*What you have to do*:
Copy out each line of the entries where the word "suprise" is present.

[Items from a data source]
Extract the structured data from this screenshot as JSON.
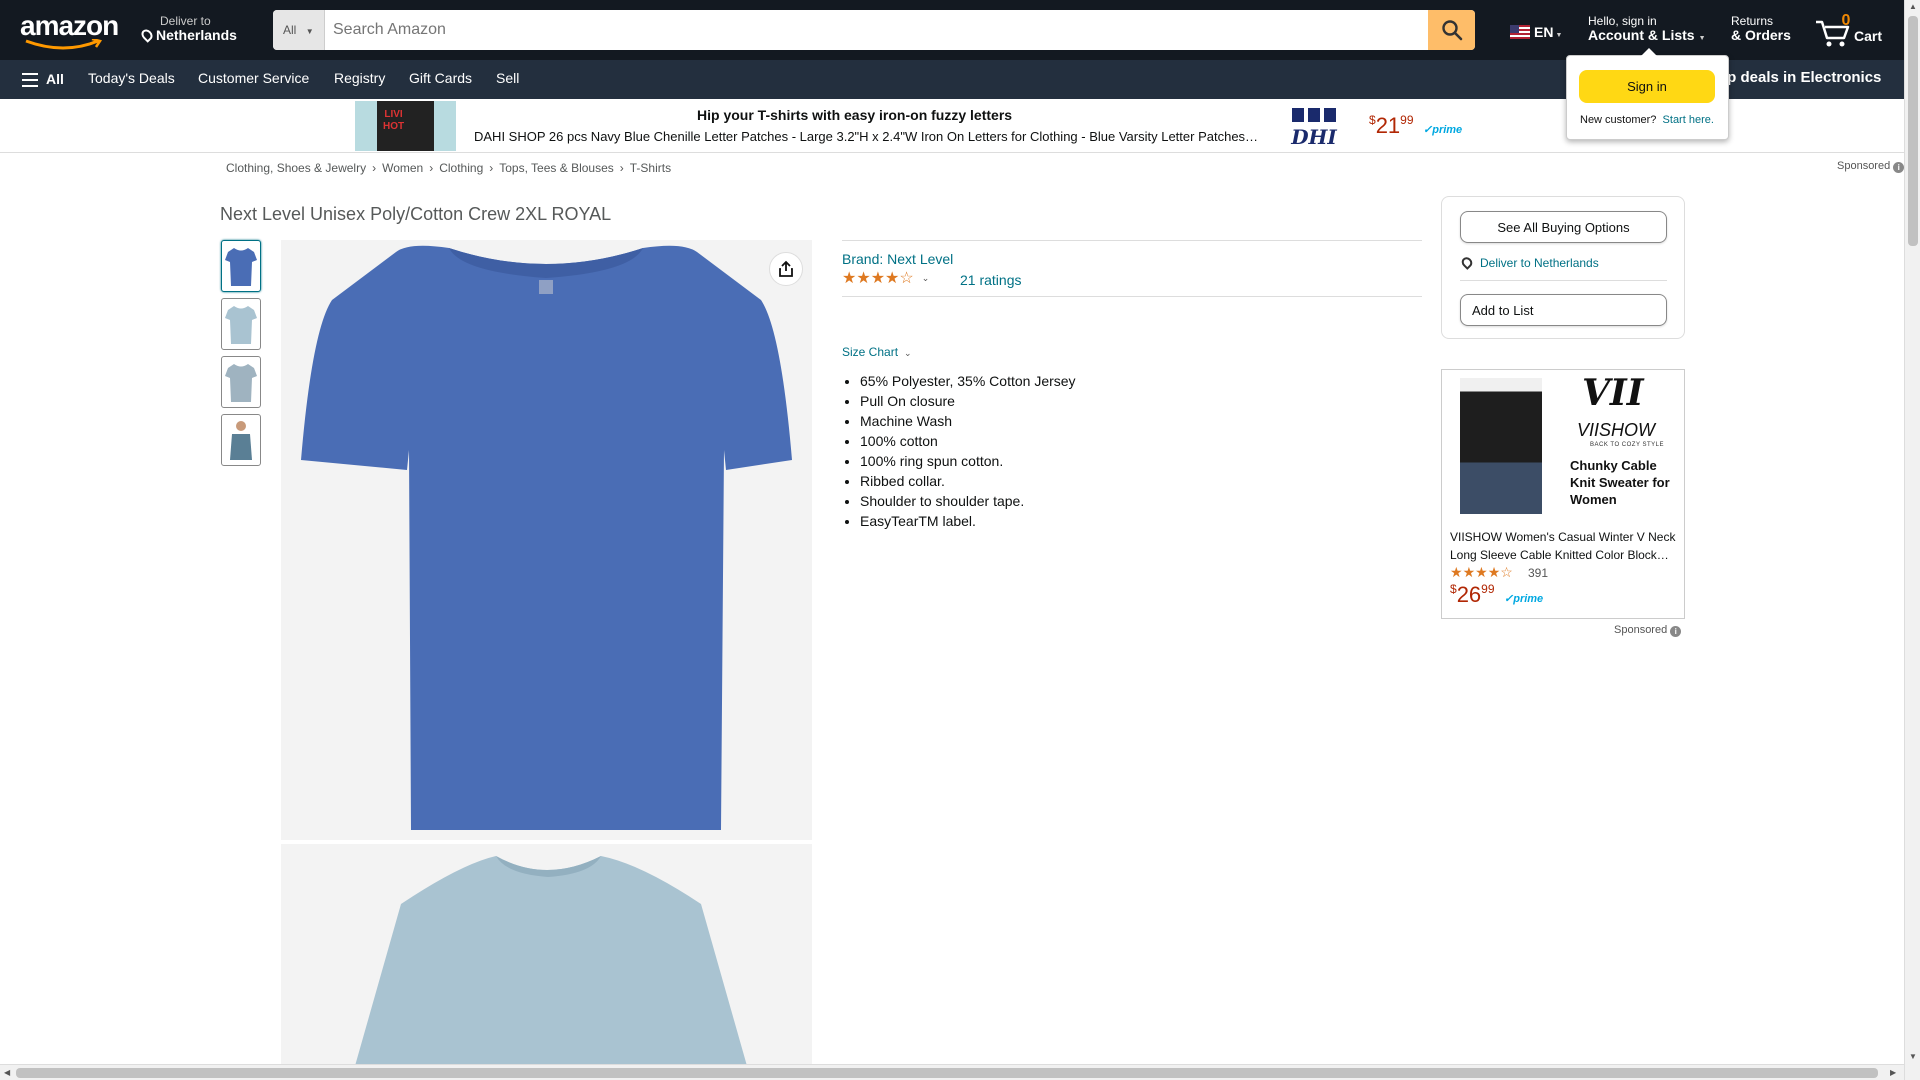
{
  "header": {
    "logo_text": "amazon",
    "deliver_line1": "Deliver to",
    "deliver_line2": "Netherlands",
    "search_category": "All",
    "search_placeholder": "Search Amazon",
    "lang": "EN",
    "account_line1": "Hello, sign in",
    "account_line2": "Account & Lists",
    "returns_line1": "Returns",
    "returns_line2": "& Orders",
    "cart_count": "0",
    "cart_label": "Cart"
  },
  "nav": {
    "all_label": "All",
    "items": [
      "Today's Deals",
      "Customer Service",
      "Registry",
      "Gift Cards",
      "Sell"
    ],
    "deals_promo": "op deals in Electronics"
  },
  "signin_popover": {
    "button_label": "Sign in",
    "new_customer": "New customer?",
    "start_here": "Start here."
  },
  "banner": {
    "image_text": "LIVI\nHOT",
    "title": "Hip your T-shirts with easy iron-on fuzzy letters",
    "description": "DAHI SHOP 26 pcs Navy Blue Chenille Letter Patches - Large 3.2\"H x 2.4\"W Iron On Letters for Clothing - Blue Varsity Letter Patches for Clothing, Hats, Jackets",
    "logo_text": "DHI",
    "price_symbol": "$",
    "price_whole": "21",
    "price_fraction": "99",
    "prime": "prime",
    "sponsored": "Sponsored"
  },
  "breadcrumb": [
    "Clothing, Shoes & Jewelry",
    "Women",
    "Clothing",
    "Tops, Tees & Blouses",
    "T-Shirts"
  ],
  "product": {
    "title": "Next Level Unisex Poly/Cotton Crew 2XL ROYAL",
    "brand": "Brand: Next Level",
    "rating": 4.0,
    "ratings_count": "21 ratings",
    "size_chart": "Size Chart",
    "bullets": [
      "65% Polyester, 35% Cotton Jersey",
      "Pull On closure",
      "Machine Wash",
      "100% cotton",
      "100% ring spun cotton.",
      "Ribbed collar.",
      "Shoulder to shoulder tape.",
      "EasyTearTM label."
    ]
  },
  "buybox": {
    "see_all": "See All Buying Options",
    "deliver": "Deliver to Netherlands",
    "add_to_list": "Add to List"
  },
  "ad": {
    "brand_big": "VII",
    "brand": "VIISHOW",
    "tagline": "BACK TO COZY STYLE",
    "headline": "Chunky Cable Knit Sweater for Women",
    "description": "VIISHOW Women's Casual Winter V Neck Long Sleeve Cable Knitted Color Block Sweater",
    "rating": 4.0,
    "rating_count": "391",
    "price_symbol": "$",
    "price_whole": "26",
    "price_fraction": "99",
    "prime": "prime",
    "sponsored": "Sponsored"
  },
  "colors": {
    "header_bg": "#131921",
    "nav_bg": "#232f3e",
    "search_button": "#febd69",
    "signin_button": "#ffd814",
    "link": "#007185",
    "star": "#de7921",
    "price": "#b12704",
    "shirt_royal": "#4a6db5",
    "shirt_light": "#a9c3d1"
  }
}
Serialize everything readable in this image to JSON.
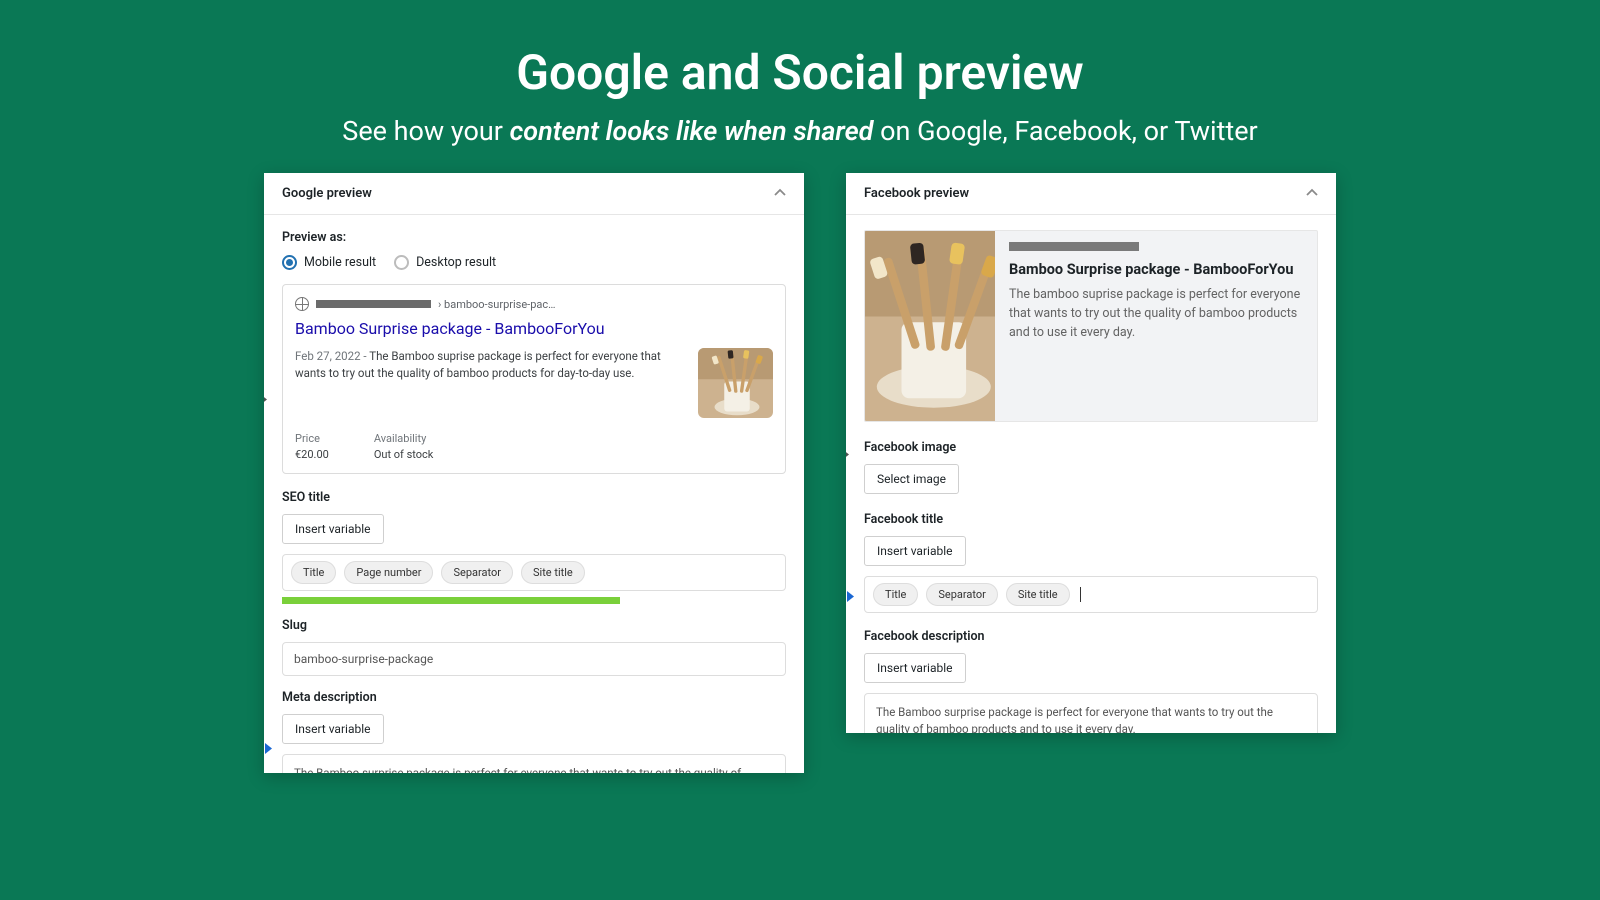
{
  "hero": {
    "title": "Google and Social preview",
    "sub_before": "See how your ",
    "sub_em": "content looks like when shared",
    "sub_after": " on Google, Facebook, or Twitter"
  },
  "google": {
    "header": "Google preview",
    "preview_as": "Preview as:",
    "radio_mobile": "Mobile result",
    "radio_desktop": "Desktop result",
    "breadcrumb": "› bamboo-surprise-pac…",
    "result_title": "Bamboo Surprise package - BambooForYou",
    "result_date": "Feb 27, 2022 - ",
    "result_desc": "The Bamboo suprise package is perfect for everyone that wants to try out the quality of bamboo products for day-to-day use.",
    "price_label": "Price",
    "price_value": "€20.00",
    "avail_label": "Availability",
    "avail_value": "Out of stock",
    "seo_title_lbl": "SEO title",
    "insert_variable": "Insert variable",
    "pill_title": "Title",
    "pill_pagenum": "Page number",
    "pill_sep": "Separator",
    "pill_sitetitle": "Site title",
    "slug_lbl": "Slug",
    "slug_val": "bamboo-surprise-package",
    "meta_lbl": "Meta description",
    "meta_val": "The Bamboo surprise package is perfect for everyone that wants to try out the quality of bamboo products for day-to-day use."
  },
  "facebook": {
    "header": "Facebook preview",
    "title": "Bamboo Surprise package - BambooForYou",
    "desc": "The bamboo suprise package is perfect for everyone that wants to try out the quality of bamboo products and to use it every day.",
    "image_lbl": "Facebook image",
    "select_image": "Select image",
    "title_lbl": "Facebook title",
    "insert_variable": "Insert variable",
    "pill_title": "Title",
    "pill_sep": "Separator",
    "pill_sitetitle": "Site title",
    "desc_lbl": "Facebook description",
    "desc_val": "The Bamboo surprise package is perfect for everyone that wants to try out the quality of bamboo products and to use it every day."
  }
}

*Written reply*:
    "result_desc": "The Bamboo suprise package is perfect for everyone that wants to try out the quality of bamboo products for day-to-day use.",
    "desc": "The bamboo suprise package is perfect for everyone that wants to try out the quality of bamboo products and to use it every day.",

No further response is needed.